● Problem requirements:
Would you please return the lines of the material that contain the word "soketChat"?

### Entries provided

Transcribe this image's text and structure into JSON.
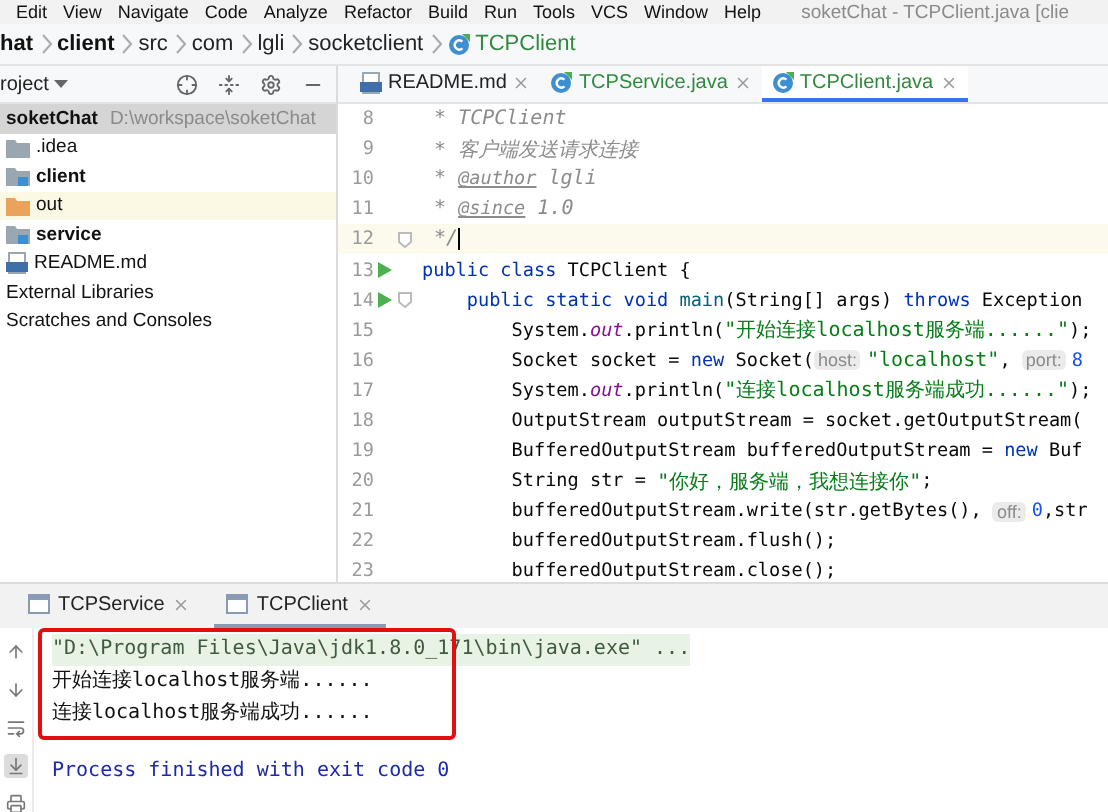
{
  "menu_bar": {
    "items": [
      "Edit",
      "View",
      "Navigate",
      "Code",
      "Analyze",
      "Refactor",
      "Build",
      "Run",
      "Tools",
      "VCS",
      "Window",
      "Help"
    ],
    "title": "soketChat - TCPClient.java [clie"
  },
  "breadcrumbs": [
    {
      "label": "hat",
      "kind": "module"
    },
    {
      "label": "client",
      "kind": "module"
    },
    {
      "label": "src",
      "kind": "folder"
    },
    {
      "label": "com",
      "kind": "folder"
    },
    {
      "label": "lgli",
      "kind": "folder"
    },
    {
      "label": "socketclient",
      "kind": "folder"
    },
    {
      "label": "TCPClient",
      "kind": "class"
    }
  ],
  "project_panel": {
    "title": "roject",
    "tree": [
      {
        "label": "soketChat",
        "path": "D:\\workspace\\soketChat",
        "kind": "project",
        "selected": true,
        "children": [
          {
            "label": ".idea",
            "kind": "folder",
            "selected": false
          },
          {
            "label": "client",
            "kind": "module",
            "selected": false
          },
          {
            "label": "out",
            "kind": "excluded",
            "selected": false
          },
          {
            "label": "service",
            "kind": "module",
            "selected": false
          },
          {
            "label": "README.md",
            "kind": "markdown",
            "selected": false
          }
        ]
      },
      {
        "label": "External Libraries",
        "kind": "library",
        "selected": false
      },
      {
        "label": "Scratches and Consoles",
        "kind": "scratches",
        "selected": false
      }
    ]
  },
  "editor": {
    "tabs": [
      {
        "label": "README.md",
        "kind": "markdown",
        "selected": false
      },
      {
        "label": "TCPService.java",
        "kind": "class",
        "selected": false
      },
      {
        "label": "TCPClient.java",
        "kind": "class",
        "selected": true
      }
    ],
    "lines": [
      {
        "number": "8",
        "run": false,
        "fold": false,
        "current": false,
        "tokens": [
          {
            "kind": "comment",
            "text": " * TCPClient"
          }
        ]
      },
      {
        "number": "9",
        "run": false,
        "fold": false,
        "current": false,
        "tokens": [
          {
            "kind": "comment",
            "text": " * 客户端发送请求连接"
          }
        ]
      },
      {
        "number": "10",
        "run": false,
        "fold": false,
        "current": false,
        "tokens": [
          {
            "kind": "comment",
            "text": " * "
          },
          {
            "kind": "doctag",
            "text": "@author"
          },
          {
            "kind": "comment",
            "text": " lgli"
          }
        ]
      },
      {
        "number": "11",
        "run": false,
        "fold": false,
        "current": false,
        "tokens": [
          {
            "kind": "comment",
            "text": " * "
          },
          {
            "kind": "doctag",
            "text": "@since"
          },
          {
            "kind": "comment",
            "text": " 1.0"
          }
        ]
      },
      {
        "number": "12",
        "run": false,
        "fold": true,
        "current": true,
        "tokens": [
          {
            "kind": "comment",
            "text": " */"
          }
        ]
      },
      {
        "number": "13",
        "run": true,
        "fold": false,
        "current": false,
        "tokens": [
          {
            "kind": "keyword",
            "text": "public class"
          },
          {
            "kind": "plain",
            "text": " TCPClient {"
          }
        ],
        "children": [
          {
            "number": "14",
            "run": true,
            "fold": true,
            "current": false,
            "tokens": [
              {
                "kind": "keyword",
                "text": "public static void"
              },
              {
                "kind": "method",
                "text": " main"
              },
              {
                "kind": "plain",
                "text": "(String[] args) "
              },
              {
                "kind": "keyword",
                "text": "throws"
              },
              {
                "kind": "plain",
                "text": " Exception"
              }
            ],
            "children": [
              {
                "number": "15",
                "run": false,
                "fold": false,
                "current": false,
                "tokens": [
                  {
                    "kind": "plain",
                    "text": "System."
                  },
                  {
                    "kind": "field",
                    "text": "out"
                  },
                  {
                    "kind": "plain",
                    "text": ".println("
                  },
                  {
                    "kind": "string",
                    "text": "\"开始连接localhost服务端......\""
                  },
                  {
                    "kind": "plain",
                    "text": ");"
                  }
                ]
              },
              {
                "number": "16",
                "run": false,
                "fold": false,
                "current": false,
                "tokens": [
                  {
                    "kind": "plain",
                    "text": "Socket socket = "
                  },
                  {
                    "kind": "keyword",
                    "text": "new"
                  },
                  {
                    "kind": "plain",
                    "text": " Socket("
                  },
                  {
                    "kind": "hint",
                    "text": "host:"
                  },
                  {
                    "kind": "string",
                    "text": "\"localhost\""
                  },
                  {
                    "kind": "plain",
                    "text": ", "
                  },
                  {
                    "kind": "hint",
                    "text": "port:"
                  },
                  {
                    "kind": "number",
                    "text": "8"
                  }
                ]
              },
              {
                "number": "17",
                "run": false,
                "fold": false,
                "current": false,
                "tokens": [
                  {
                    "kind": "plain",
                    "text": "System."
                  },
                  {
                    "kind": "field",
                    "text": "out"
                  },
                  {
                    "kind": "plain",
                    "text": ".println("
                  },
                  {
                    "kind": "string",
                    "text": "\"连接localhost服务端成功......\""
                  },
                  {
                    "kind": "plain",
                    "text": ");"
                  }
                ]
              },
              {
                "number": "18",
                "run": false,
                "fold": false,
                "current": false,
                "tokens": [
                  {
                    "kind": "plain",
                    "text": "OutputStream outputStream = socket.getOutputStream("
                  }
                ]
              },
              {
                "number": "19",
                "run": false,
                "fold": false,
                "current": false,
                "tokens": [
                  {
                    "kind": "plain",
                    "text": "BufferedOutputStream bufferedOutputStream = "
                  },
                  {
                    "kind": "keyword",
                    "text": "new"
                  },
                  {
                    "kind": "plain",
                    "text": " Buf"
                  }
                ]
              },
              {
                "number": "20",
                "run": false,
                "fold": false,
                "current": false,
                "tokens": [
                  {
                    "kind": "plain",
                    "text": "String str = "
                  },
                  {
                    "kind": "string",
                    "text": "\"你好，服务端，我想连接你\""
                  },
                  {
                    "kind": "plain",
                    "text": ";"
                  }
                ]
              },
              {
                "number": "21",
                "run": false,
                "fold": false,
                "current": false,
                "tokens": [
                  {
                    "kind": "plain",
                    "text": "bufferedOutputStream.write(str.getBytes(), "
                  },
                  {
                    "kind": "hint",
                    "text": "off:"
                  },
                  {
                    "kind": "number",
                    "text": "0"
                  },
                  {
                    "kind": "plain",
                    "text": ",str"
                  }
                ]
              },
              {
                "number": "22",
                "run": false,
                "fold": false,
                "current": false,
                "tokens": [
                  {
                    "kind": "plain",
                    "text": "bufferedOutputStream.flush();"
                  }
                ]
              },
              {
                "number": "23",
                "run": false,
                "fold": false,
                "current": false,
                "tokens": [
                  {
                    "kind": "plain",
                    "text": "bufferedOutputStream.close();"
                  }
                ]
              }
            ]
          }
        ]
      }
    ]
  },
  "run_panel": {
    "tabs": [
      {
        "label": "TCPService",
        "selected": false
      },
      {
        "label": "TCPClient",
        "selected": true
      }
    ],
    "console": [
      {
        "kind": "command",
        "text": "\"D:\\Program Files\\Java\\jdk1.8.0_171\\bin\\java.exe\" ..."
      },
      {
        "kind": "output",
        "text": "开始连接localhost服务端......"
      },
      {
        "kind": "output",
        "text": "连接localhost服务端成功......"
      },
      {
        "kind": "exit",
        "text": "Process finished with exit code 0"
      }
    ]
  }
}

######

● Answer box:
    "title": "soketChat - TCPClient.java [clie"
        "label": "soketChat",
        "path": "D:\\workspace\\soketChat",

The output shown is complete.